> Your objective: Every line containing "tile" should be identified and copied from the data below.

> Given records:
>>

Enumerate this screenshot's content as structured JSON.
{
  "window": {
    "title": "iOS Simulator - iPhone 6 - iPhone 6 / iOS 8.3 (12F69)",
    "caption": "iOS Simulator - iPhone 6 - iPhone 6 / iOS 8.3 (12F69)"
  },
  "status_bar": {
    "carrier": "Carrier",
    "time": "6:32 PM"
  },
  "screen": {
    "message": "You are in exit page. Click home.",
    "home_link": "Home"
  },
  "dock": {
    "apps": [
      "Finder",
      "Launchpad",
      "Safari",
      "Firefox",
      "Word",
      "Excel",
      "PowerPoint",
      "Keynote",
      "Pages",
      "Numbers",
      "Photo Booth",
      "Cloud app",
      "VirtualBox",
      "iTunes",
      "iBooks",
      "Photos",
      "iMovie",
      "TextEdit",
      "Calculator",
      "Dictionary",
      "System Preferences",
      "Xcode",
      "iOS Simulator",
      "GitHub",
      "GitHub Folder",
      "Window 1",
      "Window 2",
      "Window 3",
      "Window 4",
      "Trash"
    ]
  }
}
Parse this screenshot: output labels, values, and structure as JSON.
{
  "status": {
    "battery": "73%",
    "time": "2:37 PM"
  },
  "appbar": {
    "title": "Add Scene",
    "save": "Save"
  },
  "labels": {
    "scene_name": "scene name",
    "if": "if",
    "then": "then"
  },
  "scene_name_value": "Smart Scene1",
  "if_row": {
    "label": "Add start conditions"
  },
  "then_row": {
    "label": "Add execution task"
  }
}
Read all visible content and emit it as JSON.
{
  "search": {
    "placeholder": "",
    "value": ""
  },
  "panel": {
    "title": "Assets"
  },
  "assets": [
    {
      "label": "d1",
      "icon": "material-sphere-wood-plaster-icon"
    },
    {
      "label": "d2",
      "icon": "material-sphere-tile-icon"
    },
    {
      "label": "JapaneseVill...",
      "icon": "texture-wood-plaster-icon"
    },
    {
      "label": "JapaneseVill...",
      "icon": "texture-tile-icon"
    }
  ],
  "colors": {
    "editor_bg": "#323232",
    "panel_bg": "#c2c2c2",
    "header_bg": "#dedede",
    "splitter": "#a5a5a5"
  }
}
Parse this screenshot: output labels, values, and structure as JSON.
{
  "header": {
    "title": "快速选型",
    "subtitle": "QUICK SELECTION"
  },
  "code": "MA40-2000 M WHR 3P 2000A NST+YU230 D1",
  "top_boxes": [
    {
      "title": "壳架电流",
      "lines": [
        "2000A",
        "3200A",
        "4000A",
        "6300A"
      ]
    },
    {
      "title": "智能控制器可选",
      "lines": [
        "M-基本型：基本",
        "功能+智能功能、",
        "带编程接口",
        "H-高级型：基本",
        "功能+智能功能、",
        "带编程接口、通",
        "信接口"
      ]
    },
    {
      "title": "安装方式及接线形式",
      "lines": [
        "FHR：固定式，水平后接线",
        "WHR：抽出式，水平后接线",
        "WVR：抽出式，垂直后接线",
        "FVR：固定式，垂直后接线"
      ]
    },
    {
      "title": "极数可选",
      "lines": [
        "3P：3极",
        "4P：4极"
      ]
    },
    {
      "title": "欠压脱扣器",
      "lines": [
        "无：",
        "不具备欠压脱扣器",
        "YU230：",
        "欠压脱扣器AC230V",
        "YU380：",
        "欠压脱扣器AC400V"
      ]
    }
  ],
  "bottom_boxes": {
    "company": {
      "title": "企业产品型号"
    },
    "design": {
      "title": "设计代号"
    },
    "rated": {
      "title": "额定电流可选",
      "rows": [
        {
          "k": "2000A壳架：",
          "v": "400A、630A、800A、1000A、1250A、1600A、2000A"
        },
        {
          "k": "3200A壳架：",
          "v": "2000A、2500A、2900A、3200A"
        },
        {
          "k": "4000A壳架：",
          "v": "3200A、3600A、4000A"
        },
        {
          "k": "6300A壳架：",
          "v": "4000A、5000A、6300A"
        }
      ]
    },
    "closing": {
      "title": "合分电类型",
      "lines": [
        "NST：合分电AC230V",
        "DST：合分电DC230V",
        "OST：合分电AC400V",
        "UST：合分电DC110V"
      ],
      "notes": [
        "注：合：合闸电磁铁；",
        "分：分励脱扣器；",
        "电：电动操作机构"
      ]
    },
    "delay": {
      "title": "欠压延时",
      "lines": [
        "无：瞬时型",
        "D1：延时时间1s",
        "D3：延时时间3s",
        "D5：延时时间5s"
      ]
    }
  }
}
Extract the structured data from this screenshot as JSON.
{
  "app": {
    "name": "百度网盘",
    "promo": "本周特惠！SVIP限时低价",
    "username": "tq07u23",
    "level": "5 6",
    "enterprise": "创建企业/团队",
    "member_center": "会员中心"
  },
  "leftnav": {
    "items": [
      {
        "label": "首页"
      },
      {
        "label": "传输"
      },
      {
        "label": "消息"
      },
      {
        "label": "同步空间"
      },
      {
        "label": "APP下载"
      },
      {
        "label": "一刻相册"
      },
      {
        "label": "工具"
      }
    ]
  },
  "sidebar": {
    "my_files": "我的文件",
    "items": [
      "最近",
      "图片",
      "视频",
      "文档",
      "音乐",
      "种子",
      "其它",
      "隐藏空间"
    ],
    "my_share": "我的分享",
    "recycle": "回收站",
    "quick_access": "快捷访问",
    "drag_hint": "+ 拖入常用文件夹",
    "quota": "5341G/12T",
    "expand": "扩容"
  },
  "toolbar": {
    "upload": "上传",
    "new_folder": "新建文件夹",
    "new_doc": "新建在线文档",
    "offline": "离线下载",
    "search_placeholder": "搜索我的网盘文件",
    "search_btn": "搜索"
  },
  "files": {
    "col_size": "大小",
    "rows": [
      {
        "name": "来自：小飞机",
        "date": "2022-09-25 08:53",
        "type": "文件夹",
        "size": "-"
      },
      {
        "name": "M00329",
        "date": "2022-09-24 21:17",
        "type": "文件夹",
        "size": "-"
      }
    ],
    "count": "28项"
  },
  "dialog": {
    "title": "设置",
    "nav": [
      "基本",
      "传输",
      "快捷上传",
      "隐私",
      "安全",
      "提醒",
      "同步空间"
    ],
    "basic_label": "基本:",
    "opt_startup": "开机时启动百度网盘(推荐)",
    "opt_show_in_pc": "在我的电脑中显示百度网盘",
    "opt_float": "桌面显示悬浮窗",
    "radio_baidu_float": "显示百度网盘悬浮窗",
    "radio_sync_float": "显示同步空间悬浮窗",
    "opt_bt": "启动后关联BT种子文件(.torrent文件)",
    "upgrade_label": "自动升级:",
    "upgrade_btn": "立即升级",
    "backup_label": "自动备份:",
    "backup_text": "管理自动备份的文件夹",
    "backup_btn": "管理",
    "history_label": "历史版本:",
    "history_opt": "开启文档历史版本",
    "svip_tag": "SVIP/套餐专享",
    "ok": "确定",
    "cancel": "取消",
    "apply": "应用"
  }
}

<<

> Solution to the problem:
      "icon": "material-sphere-tile-icon"
      "icon": "texture-tile-icon"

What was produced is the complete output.